*THE PROBLEM:*
Set down the entries below exactly; drop the pictures.

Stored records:

----

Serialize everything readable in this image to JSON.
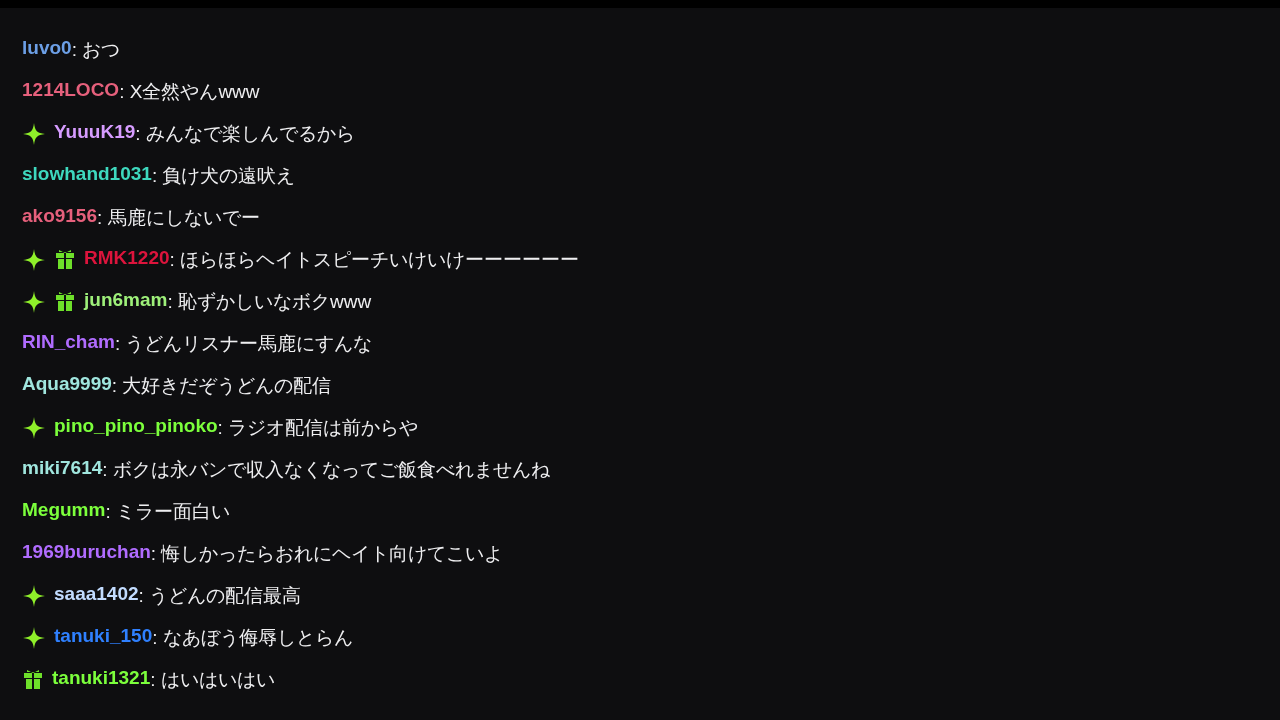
{
  "messages": [
    {
      "user": "luvo0",
      "color": "#6c9fe6",
      "sparkle": false,
      "gift": false,
      "text": ": おつ"
    },
    {
      "user": "1214LOCO",
      "color": "#e6607c",
      "sparkle": false,
      "gift": false,
      "text": ": X全然やんwww"
    },
    {
      "user": "YuuuK19",
      "color": "#d69cff",
      "sparkle": true,
      "gift": false,
      "text": ": みんなで楽しんでるから"
    },
    {
      "user": "slowhand1031",
      "color": "#3ed8be",
      "sparkle": false,
      "gift": false,
      "text": ": 負け犬の遠吠え"
    },
    {
      "user": "ako9156",
      "color": "#e6607c",
      "sparkle": false,
      "gift": false,
      "text": ": 馬鹿にしないでー"
    },
    {
      "user": "RMK1220",
      "color": "#dc143c",
      "sparkle": true,
      "gift": true,
      "text": ": ほらほらヘイトスピーチいけいけーーーーーー"
    },
    {
      "user": "jun6mam",
      "color": "#9ef07a",
      "sparkle": true,
      "gift": true,
      "text": ": 恥ずかしいなボクwww"
    },
    {
      "user": "RIN_cham",
      "color": "#b06cff",
      "sparkle": false,
      "gift": false,
      "text": ": うどんリスナー馬鹿にすんな"
    },
    {
      "user": "Aqua9999",
      "color": "#a0e6de",
      "sparkle": false,
      "gift": false,
      "text": ": 大好きだぞうどんの配信"
    },
    {
      "user": "pino_pino_pinoko",
      "color": "#7cff3c",
      "sparkle": true,
      "gift": false,
      "text": ": ラジオ配信は前からや"
    },
    {
      "user": "miki7614",
      "color": "#a0e6de",
      "sparkle": false,
      "gift": false,
      "text": ": ボクは永バンで収入なくなってご飯食べれませんね"
    },
    {
      "user": "Megumm",
      "color": "#7cff3c",
      "sparkle": false,
      "gift": false,
      "text": ": ミラー面白い"
    },
    {
      "user": "1969buruchan",
      "color": "#b06cff",
      "sparkle": false,
      "gift": false,
      "text": ": 悔しかったらおれにヘイト向けてこいよ"
    },
    {
      "user": "saaa1402",
      "color": "#c2dcff",
      "sparkle": true,
      "gift": false,
      "text": ": うどんの配信最高"
    },
    {
      "user": "tanuki_150",
      "color": "#2f80ff",
      "sparkle": true,
      "gift": false,
      "text": ": なあぼう侮辱しとらん"
    },
    {
      "user": "tanuki1321",
      "color": "#7cff3c",
      "sparkle": false,
      "gift": true,
      "text": ": はいはいはい"
    }
  ]
}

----

*ANSWER SPACE:*
Serialize everything readable in this image to JSON.
{
  "messages": [
    {
      "user": "luvo0",
      "color": "#6c9fe6",
      "sparkle": false,
      "gift": false,
      "text": ": おつ"
    },
    {
      "user": "1214LOCO",
      "color": "#e6607c",
      "sparkle": false,
      "gift": false,
      "text": ": X全然やんwww"
    },
    {
      "user": "YuuuK19",
      "color": "#d69cff",
      "sparkle": true,
      "gift": false,
      "text": ": みんなで楽しんでるから"
    },
    {
      "user": "slowhand1031",
      "color": "#3ed8be",
      "sparkle": false,
      "gift": false,
      "text": ": 負け犬の遠吠え"
    },
    {
      "user": "ako9156",
      "color": "#e6607c",
      "sparkle": false,
      "gift": false,
      "text": ": 馬鹿にしないでー"
    },
    {
      "user": "RMK1220",
      "color": "#dc143c",
      "sparkle": true,
      "gift": true,
      "text": ": ほらほらヘイトスピーチいけいけーーーーーー"
    },
    {
      "user": "jun6mam",
      "color": "#9ef07a",
      "sparkle": true,
      "gift": true,
      "text": ": 恥ずかしいなボクwww"
    },
    {
      "user": "RIN_cham",
      "color": "#b06cff",
      "sparkle": false,
      "gift": false,
      "text": ": うどんリスナー馬鹿にすんな"
    },
    {
      "user": "Aqua9999",
      "color": "#a0e6de",
      "sparkle": false,
      "gift": false,
      "text": ": 大好きだぞうどんの配信"
    },
    {
      "user": "pino_pino_pinoko",
      "color": "#7cff3c",
      "sparkle": true,
      "gift": false,
      "text": ": ラジオ配信は前からや"
    },
    {
      "user": "miki7614",
      "color": "#a0e6de",
      "sparkle": false,
      "gift": false,
      "text": ": ボクは永バンで収入なくなってご飯食べれませんね"
    },
    {
      "user": "Megumm",
      "color": "#7cff3c",
      "sparkle": false,
      "gift": false,
      "text": ": ミラー面白い"
    },
    {
      "user": "1969buruchan",
      "color": "#b06cff",
      "sparkle": false,
      "gift": false,
      "text": ": 悔しかったらおれにヘイト向けてこいよ"
    },
    {
      "user": "saaa1402",
      "color": "#c2dcff",
      "sparkle": true,
      "gift": false,
      "text": ": うどんの配信最高"
    },
    {
      "user": "tanuki_150",
      "color": "#2f80ff",
      "sparkle": true,
      "gift": false,
      "text": ": なあぼう侮辱しとらん"
    },
    {
      "user": "tanuki1321",
      "color": "#7cff3c",
      "sparkle": false,
      "gift": true,
      "text": ": はいはいはい"
    }
  ]
}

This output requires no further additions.